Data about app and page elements
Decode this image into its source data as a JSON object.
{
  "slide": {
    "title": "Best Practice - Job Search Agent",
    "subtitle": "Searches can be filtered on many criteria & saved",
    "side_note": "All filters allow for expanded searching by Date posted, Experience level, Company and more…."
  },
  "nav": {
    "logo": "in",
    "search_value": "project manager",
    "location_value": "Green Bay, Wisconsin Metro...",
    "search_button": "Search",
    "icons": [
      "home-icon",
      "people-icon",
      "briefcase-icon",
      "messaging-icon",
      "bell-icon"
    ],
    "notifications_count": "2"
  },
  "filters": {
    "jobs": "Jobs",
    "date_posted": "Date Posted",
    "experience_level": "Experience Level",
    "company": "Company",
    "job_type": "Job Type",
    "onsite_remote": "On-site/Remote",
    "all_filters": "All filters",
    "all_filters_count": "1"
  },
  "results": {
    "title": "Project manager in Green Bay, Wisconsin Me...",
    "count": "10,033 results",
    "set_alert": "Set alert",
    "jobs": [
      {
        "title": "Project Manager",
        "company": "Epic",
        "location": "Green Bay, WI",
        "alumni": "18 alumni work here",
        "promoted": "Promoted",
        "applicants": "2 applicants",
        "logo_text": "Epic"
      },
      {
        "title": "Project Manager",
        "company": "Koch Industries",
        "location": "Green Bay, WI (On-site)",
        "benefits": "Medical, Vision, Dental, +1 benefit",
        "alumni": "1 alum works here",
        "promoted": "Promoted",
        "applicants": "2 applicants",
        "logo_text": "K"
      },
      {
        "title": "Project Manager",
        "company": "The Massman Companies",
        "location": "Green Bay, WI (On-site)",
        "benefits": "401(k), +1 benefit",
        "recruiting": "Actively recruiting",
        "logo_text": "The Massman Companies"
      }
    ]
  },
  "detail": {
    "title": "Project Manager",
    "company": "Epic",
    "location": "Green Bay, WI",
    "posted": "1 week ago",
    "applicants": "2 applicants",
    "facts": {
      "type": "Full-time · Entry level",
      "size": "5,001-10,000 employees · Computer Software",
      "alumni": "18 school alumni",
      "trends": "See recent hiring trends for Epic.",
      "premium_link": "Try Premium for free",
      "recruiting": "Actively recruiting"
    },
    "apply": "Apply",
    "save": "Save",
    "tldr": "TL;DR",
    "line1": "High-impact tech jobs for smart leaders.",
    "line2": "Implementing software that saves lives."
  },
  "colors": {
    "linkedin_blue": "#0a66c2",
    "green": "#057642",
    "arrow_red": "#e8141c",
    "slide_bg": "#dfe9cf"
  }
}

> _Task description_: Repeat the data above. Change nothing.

> _Response below_:
Decode this image into its source data as a JSON object.
{
  "slide": {
    "title": "Best Practice - Job Search Agent",
    "subtitle": "Searches can be filtered on many criteria & saved",
    "side_note": "All filters allow for expanded searching by Date posted, Experience level, Company and more…."
  },
  "nav": {
    "logo": "in",
    "search_value": "project manager",
    "location_value": "Green Bay, Wisconsin Metro...",
    "search_button": "Search",
    "icons": [
      "home-icon",
      "people-icon",
      "briefcase-icon",
      "messaging-icon",
      "bell-icon"
    ],
    "notifications_count": "2"
  },
  "filters": {
    "jobs": "Jobs",
    "date_posted": "Date Posted",
    "experience_level": "Experience Level",
    "company": "Company",
    "job_type": "Job Type",
    "onsite_remote": "On-site/Remote",
    "all_filters": "All filters",
    "all_filters_count": "1"
  },
  "results": {
    "title": "Project manager in Green Bay, Wisconsin Me...",
    "count": "10,033 results",
    "set_alert": "Set alert",
    "jobs": [
      {
        "title": "Project Manager",
        "company": "Epic",
        "location": "Green Bay, WI",
        "alumni": "18 alumni work here",
        "promoted": "Promoted",
        "applicants": "2 applicants",
        "logo_text": "Epic"
      },
      {
        "title": "Project Manager",
        "company": "Koch Industries",
        "location": "Green Bay, WI (On-site)",
        "benefits": "Medical, Vision, Dental, +1 benefit",
        "alumni": "1 alum works here",
        "promoted": "Promoted",
        "applicants": "2 applicants",
        "logo_text": "K"
      },
      {
        "title": "Project Manager",
        "company": "The Massman Companies",
        "location": "Green Bay, WI (On-site)",
        "benefits": "401(k), +1 benefit",
        "recruiting": "Actively recruiting",
        "logo_text": "The Massman Companies"
      }
    ]
  },
  "detail": {
    "title": "Project Manager",
    "company": "Epic",
    "location": "Green Bay, WI",
    "posted": "1 week ago",
    "applicants": "2 applicants",
    "facts": {
      "type": "Full-time · Entry level",
      "size": "5,001-10,000 employees · Computer Software",
      "alumni": "18 school alumni",
      "trends": "See recent hiring trends for Epic.",
      "premium_link": "Try Premium for free",
      "recruiting": "Actively recruiting"
    },
    "apply": "Apply",
    "save": "Save",
    "tldr": "TL;DR",
    "line1": "High-impact tech jobs for smart leaders.",
    "line2": "Implementing software that saves lives."
  },
  "colors": {
    "linkedin_blue": "#0a66c2",
    "green": "#057642",
    "arrow_red": "#e8141c",
    "slide_bg": "#dfe9cf"
  }
}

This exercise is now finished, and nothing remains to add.